Every night of the week preceding Christmas, I try to do a little devotional with the kids. It's based on the Christ-Centered Christmas book. We read some scriptures about one of the figures central during the Savior's birth, we watch a related Bible video, sing a song, and I give them a figure to add to their own little nativity set. It's important to me. But it's not important to them. I'm hoping it will be some day. But it's hard on nights like this when Hazel prattles on the entire time about baby Jesus and why the angels in the video don't have wings and Henry throws his angel figure up in the air over the over again, trying to catch it, and Meg puts hers in her mouth (???) and then complains that she already saw the Mormon.org video "A World without Jesus" in Primary and when none of the kids had even heard of the song A Little Town of Bethlehem, yet they know all of the words to Frosty, Rudolph, and Rockin' around the Christmas Tree.
At least the devotionals have been good for me--they've helped me re-focus each night, even when they haven't helped me refrain from losing my temper. Tonight I got to think about the anticipation of Christmas. That feeling that I still remember from my childhood that's so keenly part of the magic of Christmas. I explained to the kids that if they magnified that feeling by 100, they still would not come close to the anticipation that we felt the night the Savior was born. A night we had been anticipating since the creation of the earth, for thousands of years. No wonder the heavenly hosts could not contain themselves from singing their praises. During the Christmas season, I bring out my Brian Kershisnik painting:
There are many things I love about this painting, one of which is the angels of all ages and sizes, crowding around to see the baby whose birth was hard-coming and long-awaited.

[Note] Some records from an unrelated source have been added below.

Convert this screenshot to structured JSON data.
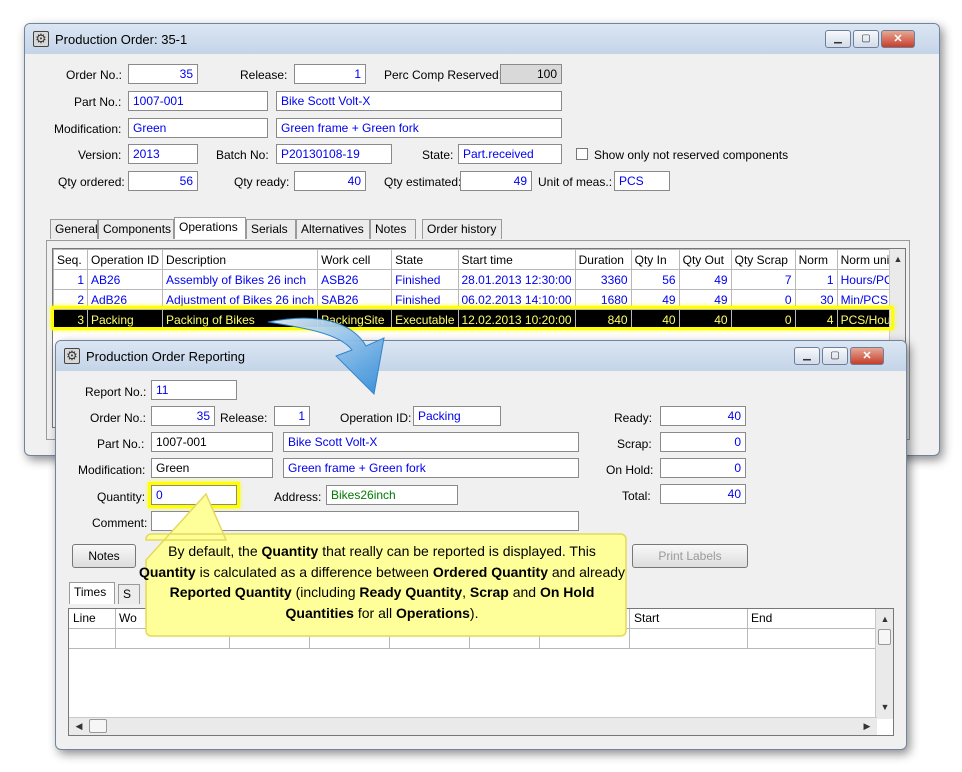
{
  "main": {
    "title": "Production Order: 35-1",
    "labels": {
      "order_no": "Order No.:",
      "release": "Release:",
      "perc_comp": "Perc Comp Reserved:",
      "part_no": "Part No.:",
      "modification": "Modification:",
      "version": "Version:",
      "batch_no": "Batch No:",
      "state": "State:",
      "show_only": "Show only not reserved components",
      "qty_ordered": "Qty ordered:",
      "qty_ready": "Qty ready:",
      "qty_estimated": "Qty estimated:",
      "unit": "Unit of meas.:"
    },
    "values": {
      "order_no": "35",
      "release": "1",
      "perc_comp": "100",
      "part_no": "1007-001",
      "part_desc": "Bike Scott Volt-X",
      "modification": "Green",
      "modification_desc": "Green frame + Green fork",
      "version": "2013",
      "batch_no": "P20130108-19",
      "state": "Part.received",
      "qty_ordered": "56",
      "qty_ready": "40",
      "qty_estimated": "49",
      "unit": "PCS"
    },
    "tabs": [
      "General",
      "Components",
      "Operations",
      "Serials",
      "Alternatives",
      "Notes",
      "Order history"
    ],
    "active_tab": "Operations",
    "columns": [
      "Seq.",
      "Operation ID",
      "Description",
      "Work cell",
      "State",
      "Start time",
      "Duration",
      "Qty In",
      "Qty Out",
      "Qty Scrap",
      "Norm",
      "Norm unit"
    ],
    "rows": [
      [
        "1",
        "AB26",
        "Assembly of Bikes 26 inch",
        "ASB26",
        "Finished",
        "28.01.2013 12:30:00",
        "3360",
        "56",
        "49",
        "7",
        "1",
        "Hours/PCS"
      ],
      [
        "2",
        "AdB26",
        "Adjustment of Bikes 26 inch",
        "SAB26",
        "Finished",
        "06.02.2013 14:10:00",
        "1680",
        "49",
        "49",
        "0",
        "30",
        "Min/PCS"
      ],
      [
        "3",
        "Packing",
        "Packing of Bikes",
        "PackingSite",
        "Executable",
        "12.02.2013 10:20:00",
        "840",
        "40",
        "40",
        "0",
        "4",
        "PCS/Hour"
      ]
    ]
  },
  "report": {
    "title": "Production Order Reporting",
    "labels": {
      "report_no": "Report No.:",
      "order_no": "Order No.:",
      "release": "Release:",
      "operation_id": "Operation ID:",
      "part_no": "Part No.:",
      "modification": "Modification:",
      "quantity": "Quantity:",
      "address": "Address:",
      "comment": "Comment:",
      "ready": "Ready:",
      "scrap": "Scrap:",
      "on_hold": "On Hold:",
      "total": "Total:"
    },
    "values": {
      "report_no": "11",
      "order_no": "35",
      "release": "1",
      "operation_id": "Packing",
      "part_no": "1007-001",
      "part_desc": "Bike Scott Volt-X",
      "modification": "Green",
      "modification_desc": "Green frame + Green fork",
      "quantity": "0",
      "address": "Bikes26inch",
      "comment": "",
      "ready": "40",
      "scrap": "0",
      "on_hold": "0",
      "total": "40"
    },
    "buttons": {
      "notes": "Notes",
      "print_labels": "Print Labels"
    },
    "tabs": [
      "Times",
      "S"
    ],
    "columns": [
      "Line",
      "Wo",
      "Start",
      "End"
    ]
  },
  "callout": {
    "t1": "By default, the ",
    "b1": "Quantity",
    "t2": " that really can be reported is displayed. This ",
    "b2": "Quantity",
    "t3": " is calculated as a difference between ",
    "b3": "Ordered Quantity",
    "t4": " and already ",
    "b4": "Reported Quantity",
    "t5": " (including ",
    "b5": "Ready Quantity",
    "t6": ", ",
    "b6": "Scrap",
    "t7": " and ",
    "b7": "On Hold Quantities",
    "t8": " for all ",
    "b8": "Operations",
    "t9": ")."
  },
  "colors": {
    "highlight": "#ffff00",
    "callout_bg": "#ffff99",
    "arrow": "#3a9be0",
    "link_text": "#0000ee"
  }
}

The speaker in church today is a famous artist who lives in our ward. He spoke about the color crimson--alizarin crimson. For an artist, it's a hard pigment because it's impossible to cover. Even if an artist applies a thick coat over it, in time, you will still see the crimson below. It's called "ghosting." The only way to erase the color is to subject it to continuous bright sunlight, which will fade it to gray and eventually to white. The speaker applied this to our sins, which are crimson, as Isaiah said, but, if we subject them continuously to the light that is the Savior, they can be white. Christ's gift to us, said the speaker, is forgiveness. Our gift to him is repentance, is our sins.
And that is why I think I was among those heavenly hosts, even if I wasn't in Bethlehem singing, I'm sure I was singing wherever I was, even if I was surrounded by small spirits who were throwing things and prattling on and complaining. I'm sure I was rejoicing, as I continue to do.